Sometimes I pigeonhole myself by only reading about things that I can relate to, stories that are familiar, people that I "know." I put this book off for a long time because of this. Finally starting it, I quickly devoured it, my narrow focus totally blown open. Xiaolu Guo's memoir proves that she has mastered the intricacies of the language that was once foreign to her, saying a lot about who she is. A story about identity, Guo has always sought out the new, and now I feel inspired to do the same.— From Carl
Xiaolu Guo is one of the most acclaimed Chinese-born writers of her generation, an iconoclastic and completely contemporary voice. Her vivid, poignant memoir, Nine Continents is the story of a curious mind coming of age in an inhospitable country, and her determination to seek a life beyond the limits of its borders.
Xiaolu Guo has traveled further than most to become who she needed to be. Now, as she experiences the birth of her daughter in a London maternity ward surrounded by women from all over the world, she looks back on that journey. It begins in the fishing village shack on the East China Sea where her illiterate grandparents raised her, and brings her to a rapidly changing Beijing, full of contradictions: a thriving underground art scene amid mass censorship, curious Westerners who held out affection only to disappear back home. Eventually Xiaolu determined to see the world beyond China for herself, and now, after fifteen years in Europe, her words resonate with the insight of someone both an outsider and at home, in a world far beyond the country of her birth.
Nine Continents presents a fascinating portrait of China in the eighties and nineties, how the Cultural Revolution shaped families, and how the country's economic ambitions gave rise to great change.
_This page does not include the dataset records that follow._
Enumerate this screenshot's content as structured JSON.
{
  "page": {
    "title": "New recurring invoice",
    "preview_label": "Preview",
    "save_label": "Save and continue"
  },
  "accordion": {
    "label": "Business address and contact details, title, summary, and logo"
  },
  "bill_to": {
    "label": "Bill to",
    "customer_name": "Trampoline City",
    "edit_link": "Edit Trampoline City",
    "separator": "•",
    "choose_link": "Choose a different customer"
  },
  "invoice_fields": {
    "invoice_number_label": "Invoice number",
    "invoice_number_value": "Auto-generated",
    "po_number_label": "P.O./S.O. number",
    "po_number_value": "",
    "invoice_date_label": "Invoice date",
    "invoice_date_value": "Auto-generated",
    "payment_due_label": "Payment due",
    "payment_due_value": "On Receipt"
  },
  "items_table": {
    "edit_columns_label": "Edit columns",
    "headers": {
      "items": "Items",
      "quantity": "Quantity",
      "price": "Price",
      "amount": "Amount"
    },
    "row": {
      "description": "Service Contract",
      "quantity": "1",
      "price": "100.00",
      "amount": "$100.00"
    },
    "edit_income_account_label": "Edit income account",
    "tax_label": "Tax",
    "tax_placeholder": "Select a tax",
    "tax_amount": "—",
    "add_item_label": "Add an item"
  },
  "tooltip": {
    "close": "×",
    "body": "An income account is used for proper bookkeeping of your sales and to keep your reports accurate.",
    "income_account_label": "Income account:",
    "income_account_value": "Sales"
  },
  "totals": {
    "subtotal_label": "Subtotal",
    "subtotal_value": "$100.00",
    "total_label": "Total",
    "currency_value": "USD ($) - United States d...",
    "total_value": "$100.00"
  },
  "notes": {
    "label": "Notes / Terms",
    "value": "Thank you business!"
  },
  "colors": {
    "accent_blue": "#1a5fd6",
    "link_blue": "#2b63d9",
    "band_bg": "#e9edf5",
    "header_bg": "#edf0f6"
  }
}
It is also a moving testament to the birth of a creative spirit, and of a new generation being raised to become citizens of the world. It confirms Xiaolu Guo as one of world literature's most urgent voices.
About the Author
Xiaolu Guo was born in south China. She studied film at the Beijing Film Academy and published six books in China before she moved to London in 2002. The English translation of Village of Stone was shortlisted for the Independent Foreign Fiction Prize and nominated for the International IMPAC Dublin Literary Award. Her first novel written in English, A Concise Chinese-English Dictionary for Lovers was shortlisted for the Orange Prize for Fiction, and Twenty Fragments of a Ravenous Youth, published in 2008, was longlisted for the Man Asian Literary Prize. Her most recent novel, I Am China, was longlisted for the Baileys Women's Prize for Fiction. In 2013 she was named one of Granta's Best of Young British Novelists. Xiaolu has also directed several award-winning films including She, A Chinese and a documentary about London, Late at Night. She lives in London and Berlin.